Your assignment: All lines of the entries with "more" in them must be listed.

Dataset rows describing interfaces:
--

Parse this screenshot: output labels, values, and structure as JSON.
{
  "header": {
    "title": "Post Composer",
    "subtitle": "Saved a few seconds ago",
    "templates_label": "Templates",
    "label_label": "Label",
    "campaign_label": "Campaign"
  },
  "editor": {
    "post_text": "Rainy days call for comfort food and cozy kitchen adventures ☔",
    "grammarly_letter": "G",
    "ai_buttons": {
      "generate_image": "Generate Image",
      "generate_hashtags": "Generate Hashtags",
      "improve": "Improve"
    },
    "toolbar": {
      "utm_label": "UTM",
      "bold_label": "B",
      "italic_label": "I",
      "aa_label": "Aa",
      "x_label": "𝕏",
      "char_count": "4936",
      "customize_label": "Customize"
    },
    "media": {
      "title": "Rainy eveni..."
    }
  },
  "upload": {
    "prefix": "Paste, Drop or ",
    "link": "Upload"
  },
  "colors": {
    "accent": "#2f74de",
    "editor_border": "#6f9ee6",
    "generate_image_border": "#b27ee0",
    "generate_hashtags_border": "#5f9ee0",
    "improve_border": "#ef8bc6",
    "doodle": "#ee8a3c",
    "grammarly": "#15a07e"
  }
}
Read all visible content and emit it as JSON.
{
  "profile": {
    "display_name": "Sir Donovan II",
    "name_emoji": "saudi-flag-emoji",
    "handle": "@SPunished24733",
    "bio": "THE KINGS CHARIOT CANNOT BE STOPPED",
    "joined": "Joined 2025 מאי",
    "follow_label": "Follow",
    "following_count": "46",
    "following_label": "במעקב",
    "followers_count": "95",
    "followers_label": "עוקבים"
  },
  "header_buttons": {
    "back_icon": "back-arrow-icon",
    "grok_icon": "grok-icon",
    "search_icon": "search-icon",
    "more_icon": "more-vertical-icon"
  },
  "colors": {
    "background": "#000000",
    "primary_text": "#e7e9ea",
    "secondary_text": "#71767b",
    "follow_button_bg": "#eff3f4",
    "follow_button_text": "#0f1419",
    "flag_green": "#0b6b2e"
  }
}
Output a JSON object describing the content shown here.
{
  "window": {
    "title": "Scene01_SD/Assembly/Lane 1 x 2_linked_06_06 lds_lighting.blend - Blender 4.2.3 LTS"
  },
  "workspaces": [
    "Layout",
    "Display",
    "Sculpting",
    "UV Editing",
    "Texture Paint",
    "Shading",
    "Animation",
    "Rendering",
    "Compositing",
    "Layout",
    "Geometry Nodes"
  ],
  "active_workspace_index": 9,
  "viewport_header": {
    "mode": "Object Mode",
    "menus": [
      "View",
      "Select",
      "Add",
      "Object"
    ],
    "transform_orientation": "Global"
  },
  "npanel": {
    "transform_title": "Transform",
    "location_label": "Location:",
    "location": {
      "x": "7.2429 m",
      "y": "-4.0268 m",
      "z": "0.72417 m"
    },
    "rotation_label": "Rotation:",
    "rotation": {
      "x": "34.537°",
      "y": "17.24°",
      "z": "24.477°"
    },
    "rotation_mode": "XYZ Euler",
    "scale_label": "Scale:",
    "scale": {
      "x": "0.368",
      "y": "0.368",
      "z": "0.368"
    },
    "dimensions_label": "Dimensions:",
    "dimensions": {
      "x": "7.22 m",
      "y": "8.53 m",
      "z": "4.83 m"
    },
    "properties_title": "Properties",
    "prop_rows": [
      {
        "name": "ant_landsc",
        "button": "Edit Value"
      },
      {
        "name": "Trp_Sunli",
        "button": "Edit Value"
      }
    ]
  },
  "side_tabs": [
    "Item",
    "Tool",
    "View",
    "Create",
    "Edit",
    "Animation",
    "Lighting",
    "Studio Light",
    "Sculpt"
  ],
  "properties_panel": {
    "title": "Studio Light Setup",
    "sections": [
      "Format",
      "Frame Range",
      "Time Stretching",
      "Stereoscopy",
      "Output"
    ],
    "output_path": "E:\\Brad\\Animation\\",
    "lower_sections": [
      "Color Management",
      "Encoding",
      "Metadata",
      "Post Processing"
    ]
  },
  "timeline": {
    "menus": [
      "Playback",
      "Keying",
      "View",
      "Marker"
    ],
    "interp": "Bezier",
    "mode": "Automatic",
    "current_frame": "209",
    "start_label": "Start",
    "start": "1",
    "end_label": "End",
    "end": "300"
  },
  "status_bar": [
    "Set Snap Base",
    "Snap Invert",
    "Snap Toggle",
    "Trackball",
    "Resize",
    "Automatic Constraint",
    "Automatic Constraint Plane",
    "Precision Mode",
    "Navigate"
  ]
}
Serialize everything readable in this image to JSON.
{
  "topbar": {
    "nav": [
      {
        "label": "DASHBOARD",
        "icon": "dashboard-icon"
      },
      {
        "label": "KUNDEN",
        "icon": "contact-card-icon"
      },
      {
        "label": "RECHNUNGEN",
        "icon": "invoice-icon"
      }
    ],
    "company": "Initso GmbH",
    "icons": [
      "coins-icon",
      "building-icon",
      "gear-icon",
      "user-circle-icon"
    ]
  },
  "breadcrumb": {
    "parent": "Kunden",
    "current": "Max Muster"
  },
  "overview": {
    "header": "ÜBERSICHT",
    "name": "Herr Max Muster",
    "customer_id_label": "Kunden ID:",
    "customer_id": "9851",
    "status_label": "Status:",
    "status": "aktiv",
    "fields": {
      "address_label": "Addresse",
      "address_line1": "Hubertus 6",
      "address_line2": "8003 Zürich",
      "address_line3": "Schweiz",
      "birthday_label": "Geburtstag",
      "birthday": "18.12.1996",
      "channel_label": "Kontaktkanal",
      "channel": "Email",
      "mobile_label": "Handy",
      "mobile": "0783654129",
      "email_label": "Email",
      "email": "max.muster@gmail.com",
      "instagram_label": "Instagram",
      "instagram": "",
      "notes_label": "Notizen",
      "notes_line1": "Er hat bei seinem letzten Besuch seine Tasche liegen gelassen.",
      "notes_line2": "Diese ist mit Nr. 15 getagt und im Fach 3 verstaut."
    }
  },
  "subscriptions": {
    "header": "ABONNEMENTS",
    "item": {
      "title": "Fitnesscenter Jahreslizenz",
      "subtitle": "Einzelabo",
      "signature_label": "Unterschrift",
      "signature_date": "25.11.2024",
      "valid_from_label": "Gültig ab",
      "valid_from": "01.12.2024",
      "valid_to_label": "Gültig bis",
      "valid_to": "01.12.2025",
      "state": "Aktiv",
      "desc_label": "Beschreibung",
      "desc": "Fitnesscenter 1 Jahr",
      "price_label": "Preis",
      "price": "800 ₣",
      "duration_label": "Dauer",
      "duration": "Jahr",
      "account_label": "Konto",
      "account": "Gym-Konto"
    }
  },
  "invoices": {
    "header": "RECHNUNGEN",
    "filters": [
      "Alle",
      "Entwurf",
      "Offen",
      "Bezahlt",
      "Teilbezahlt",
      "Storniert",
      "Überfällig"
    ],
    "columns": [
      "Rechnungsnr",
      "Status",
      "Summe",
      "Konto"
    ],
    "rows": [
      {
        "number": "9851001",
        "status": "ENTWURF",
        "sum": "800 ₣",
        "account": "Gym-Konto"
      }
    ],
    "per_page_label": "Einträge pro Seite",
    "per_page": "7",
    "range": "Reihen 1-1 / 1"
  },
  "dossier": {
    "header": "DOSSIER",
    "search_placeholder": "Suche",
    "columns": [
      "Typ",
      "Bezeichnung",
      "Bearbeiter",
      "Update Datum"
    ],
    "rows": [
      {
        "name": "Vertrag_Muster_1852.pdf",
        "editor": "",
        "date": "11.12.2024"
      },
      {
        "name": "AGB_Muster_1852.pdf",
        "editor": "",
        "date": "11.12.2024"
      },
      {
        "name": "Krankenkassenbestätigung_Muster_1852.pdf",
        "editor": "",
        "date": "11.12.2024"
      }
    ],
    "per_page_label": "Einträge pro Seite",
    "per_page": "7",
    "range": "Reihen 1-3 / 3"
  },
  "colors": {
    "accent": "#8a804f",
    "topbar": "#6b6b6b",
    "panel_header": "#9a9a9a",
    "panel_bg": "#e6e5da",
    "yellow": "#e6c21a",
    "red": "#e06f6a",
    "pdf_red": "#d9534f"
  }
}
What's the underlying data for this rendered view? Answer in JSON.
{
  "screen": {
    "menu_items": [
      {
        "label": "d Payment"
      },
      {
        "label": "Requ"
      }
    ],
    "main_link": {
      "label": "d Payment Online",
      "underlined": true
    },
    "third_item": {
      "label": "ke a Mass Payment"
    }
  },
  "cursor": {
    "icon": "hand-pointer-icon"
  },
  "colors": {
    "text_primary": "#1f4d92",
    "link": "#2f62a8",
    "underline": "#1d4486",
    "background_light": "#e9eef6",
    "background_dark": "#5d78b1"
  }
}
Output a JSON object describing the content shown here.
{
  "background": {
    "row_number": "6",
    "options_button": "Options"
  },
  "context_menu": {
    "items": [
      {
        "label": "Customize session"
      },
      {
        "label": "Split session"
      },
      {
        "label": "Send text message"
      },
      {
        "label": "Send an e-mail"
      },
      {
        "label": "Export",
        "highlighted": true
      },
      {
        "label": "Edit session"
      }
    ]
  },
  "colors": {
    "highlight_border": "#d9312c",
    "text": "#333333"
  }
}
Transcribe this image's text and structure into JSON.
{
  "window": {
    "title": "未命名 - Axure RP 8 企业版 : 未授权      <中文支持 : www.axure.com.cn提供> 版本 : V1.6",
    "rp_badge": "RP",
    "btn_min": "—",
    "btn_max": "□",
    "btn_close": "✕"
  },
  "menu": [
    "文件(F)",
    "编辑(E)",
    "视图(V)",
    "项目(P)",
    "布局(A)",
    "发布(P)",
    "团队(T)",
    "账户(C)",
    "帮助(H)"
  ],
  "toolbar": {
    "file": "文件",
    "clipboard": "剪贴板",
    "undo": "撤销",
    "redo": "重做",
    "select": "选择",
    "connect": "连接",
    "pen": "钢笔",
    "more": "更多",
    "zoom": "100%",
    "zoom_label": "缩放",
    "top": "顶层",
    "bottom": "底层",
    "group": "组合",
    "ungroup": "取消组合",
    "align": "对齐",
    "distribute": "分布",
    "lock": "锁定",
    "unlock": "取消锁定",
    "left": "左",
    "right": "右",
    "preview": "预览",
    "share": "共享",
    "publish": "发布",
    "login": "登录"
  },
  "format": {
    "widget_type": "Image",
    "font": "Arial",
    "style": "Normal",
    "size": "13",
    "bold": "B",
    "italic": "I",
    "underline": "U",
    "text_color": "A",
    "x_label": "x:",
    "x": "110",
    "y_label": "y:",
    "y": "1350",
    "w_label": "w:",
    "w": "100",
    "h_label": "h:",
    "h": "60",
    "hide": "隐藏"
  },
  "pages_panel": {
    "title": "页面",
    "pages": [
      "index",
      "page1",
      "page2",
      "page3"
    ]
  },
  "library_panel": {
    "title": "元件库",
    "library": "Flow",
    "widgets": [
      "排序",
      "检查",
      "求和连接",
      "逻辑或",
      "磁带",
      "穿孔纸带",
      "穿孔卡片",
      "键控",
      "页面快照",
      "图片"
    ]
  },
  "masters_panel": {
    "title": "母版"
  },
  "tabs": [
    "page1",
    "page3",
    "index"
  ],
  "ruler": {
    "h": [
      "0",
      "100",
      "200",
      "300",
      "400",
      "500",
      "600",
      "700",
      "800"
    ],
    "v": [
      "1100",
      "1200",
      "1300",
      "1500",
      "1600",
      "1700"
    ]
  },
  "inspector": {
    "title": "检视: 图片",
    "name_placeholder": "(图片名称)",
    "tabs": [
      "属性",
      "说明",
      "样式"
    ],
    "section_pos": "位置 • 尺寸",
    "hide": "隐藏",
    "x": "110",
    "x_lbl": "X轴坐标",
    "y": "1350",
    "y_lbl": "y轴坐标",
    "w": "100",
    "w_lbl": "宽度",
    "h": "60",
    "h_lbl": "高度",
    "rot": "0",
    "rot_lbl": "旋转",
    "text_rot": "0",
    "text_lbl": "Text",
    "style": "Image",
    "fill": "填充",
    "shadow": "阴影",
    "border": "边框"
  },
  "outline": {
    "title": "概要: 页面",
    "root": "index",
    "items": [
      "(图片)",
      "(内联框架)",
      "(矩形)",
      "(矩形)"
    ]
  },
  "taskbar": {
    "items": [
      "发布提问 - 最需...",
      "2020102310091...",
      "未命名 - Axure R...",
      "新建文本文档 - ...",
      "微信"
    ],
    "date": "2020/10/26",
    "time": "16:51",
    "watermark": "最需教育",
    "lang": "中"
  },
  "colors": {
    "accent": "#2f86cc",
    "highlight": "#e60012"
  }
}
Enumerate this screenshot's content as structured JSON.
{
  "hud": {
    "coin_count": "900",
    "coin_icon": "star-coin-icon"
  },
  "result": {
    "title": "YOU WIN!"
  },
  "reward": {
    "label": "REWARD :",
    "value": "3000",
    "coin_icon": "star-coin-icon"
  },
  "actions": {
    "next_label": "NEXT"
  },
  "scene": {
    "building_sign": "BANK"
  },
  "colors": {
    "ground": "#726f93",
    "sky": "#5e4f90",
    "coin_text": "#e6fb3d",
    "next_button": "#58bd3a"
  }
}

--

Written answer:
    "more_icon": "more-vertical-icon"
    "more": "更多",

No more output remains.